Nigel Farage has been jeered in the European Parliament after accusing the EU of behaving like the mafia by holding Britain to ransom with “vindictive” demands in the Brexit negotiations.
"You're behaving like the mafia - you think we're a hostage. We're free to go!” the former Ukip leader said in Strasbourg.
His incendiary comments came as MEPs in the European Parliament began debating the EU’s draft negotiating guidelines following the triggering of Article 50 of the Lisbon Treaty by Theresa May last week.
It is expected the parliament will formalise their position on Brexit on Wednesday and set out its “red lines” – the first European institution to do so.
The former Ukip leader, who was referred to as a “demagogue” by one MEP before he gave his speech, added that last Wednesday was a “historic day” for Britain following the activation of Article 50. “An act that that he been cheered by hundreds of millions of people all over the world,” he added.
He continued: “The response to the triggering of Article 50 has been all too predictable. Already you’ve made a series of demands that are not just unreasonable but in some cases clearly impossible for Britain to comply with.
Referring to the so-called divorce bill, he added: “You began by telling us we have to pay a bill – a cool 52bn sterling – a figure that has clearly been plucked out of the air, effectively a form of ransom demand…. You should be making us an offer we can’t refuse to go.”
“You’ve shown yourself with these demands to be vindictive, to be nasty. All I can say is thank goodness we’re leaving. You're behaving like the mafia - you think we're a hostage. We're free to go!
But the Ukip leader changed his remark to “gangster” after being chastised by the chair of the European Parliament for comparing the EU to the criminal organisation during the raucous debate.
Mr Farage also told MEPs that if the EU tried to impose tariffs on exports from the UK, Britons could boycott European goods.
"If you wish to have no deal, if you wish to force us to walk away from the table, it is not us that will be hurt," he said.
"Do you know, we don't have to buy German motor cars, we don't have to drink French wine, we don't have to eat Belgian chocolate. There are a lot of other people that will give that to us.
"A return to tariffs will risk the jobs of hundreds of thousands of people living in the European Union and yet what you are saying is you want to put the interests of the European Union above that of your citizens and your companies.
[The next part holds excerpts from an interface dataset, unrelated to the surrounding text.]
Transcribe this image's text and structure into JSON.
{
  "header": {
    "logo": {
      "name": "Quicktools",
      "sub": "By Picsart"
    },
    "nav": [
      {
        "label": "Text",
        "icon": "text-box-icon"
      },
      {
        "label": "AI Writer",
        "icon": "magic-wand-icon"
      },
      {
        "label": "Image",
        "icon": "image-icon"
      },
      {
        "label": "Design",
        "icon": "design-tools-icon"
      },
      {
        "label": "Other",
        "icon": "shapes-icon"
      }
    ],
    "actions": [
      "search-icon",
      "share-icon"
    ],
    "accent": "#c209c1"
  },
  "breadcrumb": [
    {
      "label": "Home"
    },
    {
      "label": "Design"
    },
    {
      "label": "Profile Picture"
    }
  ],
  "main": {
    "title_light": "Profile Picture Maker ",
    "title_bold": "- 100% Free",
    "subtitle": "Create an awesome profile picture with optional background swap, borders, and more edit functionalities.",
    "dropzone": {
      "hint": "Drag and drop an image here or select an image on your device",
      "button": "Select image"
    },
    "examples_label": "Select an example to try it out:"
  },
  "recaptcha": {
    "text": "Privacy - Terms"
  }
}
"If you continue with that route, it won't just be the United Kingdom that triggers Article 50. There will be many more to come."
Join our new commenting forum
Join thought-provoking conversations, follow other Independent readers and see their replies